Sorry, good point which I completely missed...

That is unfortunate. I wish the number of flows was configurable: if I limit the number of active streams on the client then I will never be able to saturate my link with small files. This approach could have been appropriate for BitTorrent (fun/leasure), but does not seem reasonable for cloud transfers (work)...

Well, I had good success transferring TBs worth of data using rsync over a single TCP flow.... albeit my TBs were mostly static and did not change day after day, and my link was slow enough that saturation was not my goal (the whole transfer took around 2 weeks, and I intended to use the internet during that time as well).

But in your position I would actually "limit the number of active streams on the client" to something giving acceptable performance for small files (which will always be inefficient to transfer) AND also try to increase cake's number of flows.
Now one more question, are you doing this over IPv4 or IPv6? Because you might also run into connection tracking issues on top of the traffic shaper ship-show :wink:

IPv4. IPv6 is not supported.

Argh, so you probably already needed to increase the conn track limits?

Nope, I did not change anything and contract usage is in hundreds:

Mmmh, puzzling, why this would result in high numbers of hash collisions, however with 1024 hash bins, the excursion close to 1000 is sure to create hash collisions... Maybe it is time to increase the cake flows limit unconditionally, but that would require benchmarking the gains and the costs, and I am not setup to do that.

If you make it configurable first then more of us can pitch in...

Well, that was when things are running nicely. When things get pear shaped, then I get contract entries very close to 1000 (the most right part of the chart):

Ah okay, that explains the hash collisions. Now the question is, what changes cause these highe connection epochs?

I do not know: the upload rate is constant. File sizes are different and maybe it sometime uploads smaller files and sometime bigger files? No-one else is using the network.

And to confuse things even more, here is the CPU0/1 usage over the last hour followed by contrack usage: there is no correlation. In this case, I am using CAKE & limiting the upload concurrency.
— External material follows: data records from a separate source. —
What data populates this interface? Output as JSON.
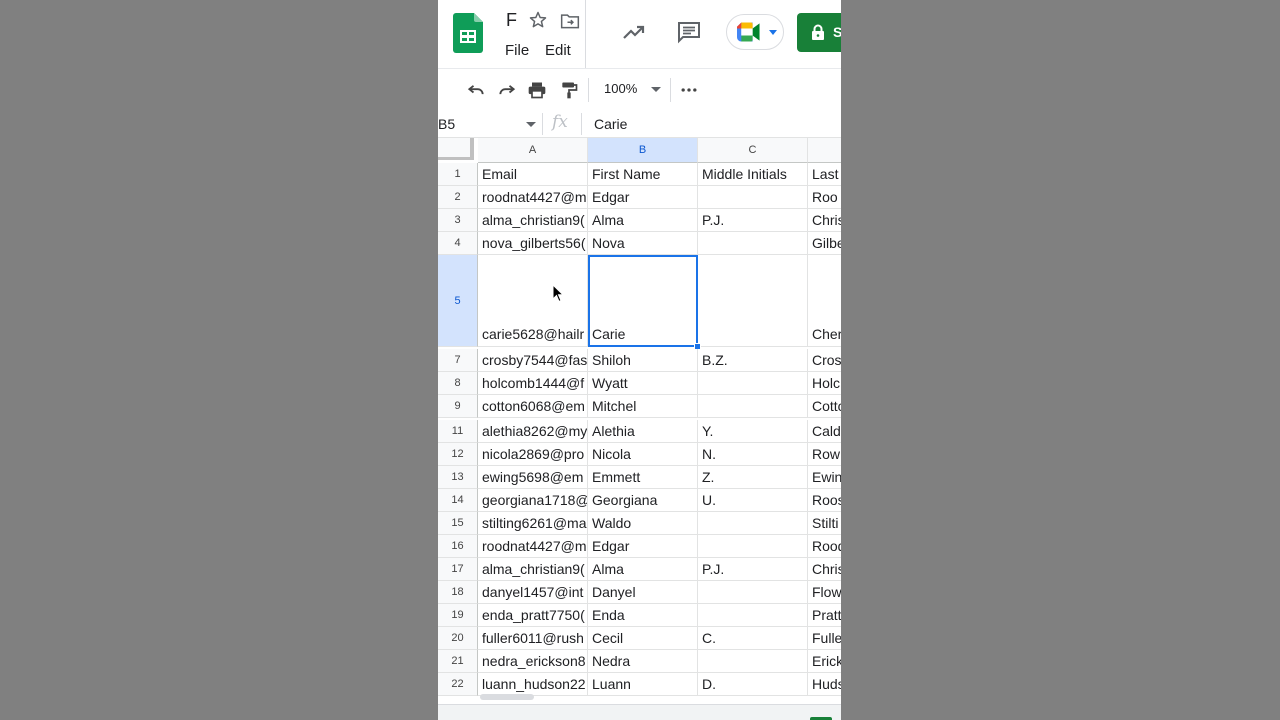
{
  "app": {
    "title_fragment": "F",
    "menus": [
      "File",
      "Edit"
    ],
    "share_label": "S",
    "colors": {
      "brand_green": "#188038",
      "selection_blue": "#1a73e8"
    }
  },
  "toolbar": {
    "zoom": "100%",
    "icons": [
      "undo-icon",
      "redo-icon",
      "print-icon",
      "paint-format-icon",
      "more-icon"
    ]
  },
  "formula_bar": {
    "cell_ref": "B5",
    "fx": "fx",
    "value": "Carie"
  },
  "grid": {
    "columns": [
      "A",
      "B",
      "C"
    ],
    "selected_column": "B",
    "selected_row": "5",
    "rows": [
      {
        "n": "1",
        "a": "Email",
        "b": "First Name",
        "c": "Middle Initials",
        "d": "Last"
      },
      {
        "n": "2",
        "a": "roodnat4427@m",
        "b": "Edgar",
        "c": "",
        "d": "Roo"
      },
      {
        "n": "3",
        "a": "alma_christian9(",
        "b": "Alma",
        "c": "P.J.",
        "d": "Chris"
      },
      {
        "n": "4",
        "a": "nova_gilberts56(",
        "b": "Nova",
        "c": "",
        "d": "Gilbe"
      },
      {
        "n": "5",
        "a": "carie5628@hailr",
        "b": "Carie",
        "c": "",
        "d": "Cher"
      },
      {
        "n": "7",
        "a": "crosby7544@fas",
        "b": "Shiloh",
        "c": "B.Z.",
        "d": "Cros"
      },
      {
        "n": "8",
        "a": "holcomb1444@f",
        "b": "Wyatt",
        "c": "",
        "d": "Holc"
      },
      {
        "n": "9",
        "a": "cotton6068@em",
        "b": "Mitchel",
        "c": "",
        "d": "Cotto"
      },
      {
        "n": "11",
        "a": "alethia8262@my",
        "b": "Alethia",
        "c": "Y.",
        "d": "Cald"
      },
      {
        "n": "12",
        "a": "nicola2869@pro",
        "b": "Nicola",
        "c": "N.",
        "d": "Row"
      },
      {
        "n": "13",
        "a": "ewing5698@em",
        "b": "Emmett",
        "c": "Z.",
        "d": "Ewin"
      },
      {
        "n": "14",
        "a": "georgiana1718@",
        "b": "Georgiana",
        "c": "U.",
        "d": "Roos"
      },
      {
        "n": "15",
        "a": "stilting6261@ma",
        "b": "Waldo",
        "c": "",
        "d": "Stilti"
      },
      {
        "n": "16",
        "a": "roodnat4427@m",
        "b": "Edgar",
        "c": "",
        "d": "Rood"
      },
      {
        "n": "17",
        "a": "alma_christian9(",
        "b": "Alma",
        "c": "P.J.",
        "d": "Chris"
      },
      {
        "n": "18",
        "a": "danyel1457@int",
        "b": "Danyel",
        "c": "",
        "d": "Flow"
      },
      {
        "n": "19",
        "a": "enda_pratt7750(",
        "b": "Enda",
        "c": "",
        "d": "Pratt"
      },
      {
        "n": "20",
        "a": "fuller6011@rush",
        "b": "Cecil",
        "c": "C.",
        "d": "Fulle"
      },
      {
        "n": "21",
        "a": "nedra_erickson8",
        "b": "Nedra",
        "c": "",
        "d": "Erick"
      },
      {
        "n": "22",
        "a": "luann_hudson22",
        "b": "Luann",
        "c": "D.",
        "d": "Huds"
      }
    ]
  }
}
https://docs.aws.amazon.com/cli/latest/topic/s3-config.html has a default of 10 flows. Are you saying that for every file, amazon opens a new connection? We've had http 1.1 pipelining for 2 decades, rsync for longer... in the ideal case, one connection would suffice.

As for the cake flows limit... there is a major difference between cake and fq_codel. cake will hold on to the last packet in the queue and not drop it, so, with a thousand flows, cake accepts the latency hit and accepts and passes the packet.

fq_codel will drop even the last packet in the queue if it has not (it only turns off when the total queue size drops below a MTU, and I've long thought it shouldn't turn off even then). So fq_codel tries hard to bring in all flows eventually to a 5ms target while cake is willing to accept packets from all flows all the time.

In a world where we often see 64 * 1024 fq_codel queues, I viewed that that many packets in flight would make up for a packet dropped to empty a queue, and that essentially DDOSing a fq_codel'd network was less possible if we kept aiming for the target.

So, while I'm not mortally opposed to using more cake queues, the AQM gets less and less effective as you add flows.

Unless max-concurrent-requests is set to a higher value. In my case, I had it set to 256 and had two syncs running, so 512 in total.

um. 10 is a lot.

It depends. If you are syncing a lot of small files, then you want higher values. If the files are large, then 10 could suffice.